September 7th, 2006 12:10 AM
Ok, I'm probably going to have to reinstall RedHat, but I finally figured out a way to copy the files I need. I couln't create a directory for the USB harddrive to mount to, so I thought, what the hell, I'll try and put it as the mnt directory itself, and walah, it works. Thanks for your help so much. I'll still keep you posted on if I get it to work or not.
The only four things i need are food, water, a computer, and the internet.
September 7th, 2006 10:21 AM
This is bad, very bad.
The thing is that the partion (I think thats what its called but correct me if i'm wrong) that holds the /etc/ folder has no free space, so the fstab file is empty
Who set up the partitions?
Why does it appear full?
Which is why I am guessing the system has SELinux enabled.
After the reboot, we keep getting sent to a shell promt, except that whenever we try to empty out the /etc folder, it says its a read-only filesystem
Again, under SELinux, you may have read capabilities, but not write.
but if I try to write to /var, it allows me to.
How were you booting?
Single user mode?
Again, how were you attempting to boot to it, and do you have SELinux enabled?
How can I gain the ability to erase on the /etc drive?
If you do, did you write any policies yourself?
Just bare in mind, I am not bashing you unless it was you who set up the system. It sounds like, and you may indeed, be dealing with a system that was set up by someone who is either no longer there and/or did not know what they were doing.
It just sounds odd to me that /etc would be on a partition by itself, and/or full.
Especially since /var is writable.
Opus00 was correct as I understand it, RH4 uses ext3 by default.
What comes to mind first is that this is a system that is on read only media with certain directories on read/write media.
Second was the SELinux scenario.
So what else is on the /etc partition?
If the /etc partition is full, then either it is on read only media, the person who installed it did not know what they were doing, or the system was compromised and you have a whole lot of sh*t on there that shouldn't be.
If this is a legitimate system, and if you suspect a compromise, contact the authorities.

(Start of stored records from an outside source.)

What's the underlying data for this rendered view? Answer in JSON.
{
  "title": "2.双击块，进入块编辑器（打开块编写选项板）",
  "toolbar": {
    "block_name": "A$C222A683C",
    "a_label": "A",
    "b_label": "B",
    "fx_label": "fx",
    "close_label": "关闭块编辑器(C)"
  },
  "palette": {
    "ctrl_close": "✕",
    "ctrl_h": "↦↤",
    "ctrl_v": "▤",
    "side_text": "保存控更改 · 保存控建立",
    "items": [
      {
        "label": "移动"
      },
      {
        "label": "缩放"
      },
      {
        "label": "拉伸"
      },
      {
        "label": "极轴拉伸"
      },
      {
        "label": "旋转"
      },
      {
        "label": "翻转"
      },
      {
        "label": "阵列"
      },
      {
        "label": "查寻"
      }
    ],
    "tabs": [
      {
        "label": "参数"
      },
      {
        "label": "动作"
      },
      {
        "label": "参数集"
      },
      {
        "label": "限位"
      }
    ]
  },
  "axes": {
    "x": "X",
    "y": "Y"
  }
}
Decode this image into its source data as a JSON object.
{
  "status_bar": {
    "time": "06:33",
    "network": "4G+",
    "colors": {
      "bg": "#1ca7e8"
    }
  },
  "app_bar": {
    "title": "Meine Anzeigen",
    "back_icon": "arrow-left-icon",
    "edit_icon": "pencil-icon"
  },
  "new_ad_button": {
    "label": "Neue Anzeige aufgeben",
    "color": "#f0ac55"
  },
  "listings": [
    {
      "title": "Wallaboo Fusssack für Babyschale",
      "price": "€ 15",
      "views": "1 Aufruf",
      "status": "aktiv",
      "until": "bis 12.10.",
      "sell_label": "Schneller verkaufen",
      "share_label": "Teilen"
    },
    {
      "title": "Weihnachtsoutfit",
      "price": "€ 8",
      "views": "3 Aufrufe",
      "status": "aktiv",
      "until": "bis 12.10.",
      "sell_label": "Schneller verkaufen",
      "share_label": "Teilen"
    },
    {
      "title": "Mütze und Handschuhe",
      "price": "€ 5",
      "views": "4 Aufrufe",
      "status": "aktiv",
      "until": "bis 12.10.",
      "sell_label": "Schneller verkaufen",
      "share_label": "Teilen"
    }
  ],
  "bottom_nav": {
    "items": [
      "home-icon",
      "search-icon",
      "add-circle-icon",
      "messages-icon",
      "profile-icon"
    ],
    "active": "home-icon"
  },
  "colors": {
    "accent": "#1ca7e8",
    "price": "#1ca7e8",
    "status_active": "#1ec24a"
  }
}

If you suspect that it is due to a mis configuration or equipment failure, the first thing I would do is pull it off line and replace it. Then "dd" the drive. Work with the copy to find out what happened and to recover data.
There are ways to turn off SELinux if this was the problem, but it sounds like it was not.
If you are using RH4, then Red Hat should be able to help recovering data and accessing the drive.
Another thing that had me dismayed:
If this person is working administering linux network boxes, are they aware that USB devices under *nix might show up as scuzzy devices?
I couln't create a directory for the USB harddrive to mount to, so I thought, what the hell, I'll try and put it as the mnt directory itself, and walah, it works.
THe more I read, the more I shake my head.
" And maddest of all, to see life as it is and not as it should be" --Miguel Cervantes
September 7th, 2006 01:24 PM
IIRC if fstab is empty the system doesn't know what filesystems there are. If this happens the system will boot to single user mode. It'll ask which shell you want to run. The root filesystem / will always be mounted read-only. After a filesystem check a mount -u / will remount root read/write.
Usually /etc is on the root filesystem, so try to find out where it filled up.. And AFAIK if the filesystem fills up it doesn't destroy existing files. So I'm not sure why fstab is empty.. Maybe some admin nuked it? Perhaps it had a crash and that corrupted fstab?
DO NOT clean out /etc! There are lots of config files/startup scripts in there that are needed to properly boot.
Experience is something you don't get until just after you need it.
September 8th, 2006 11:30 AM
Perhaps he just lost journalling on the partition? or perhaps try to mount -o rw /etc?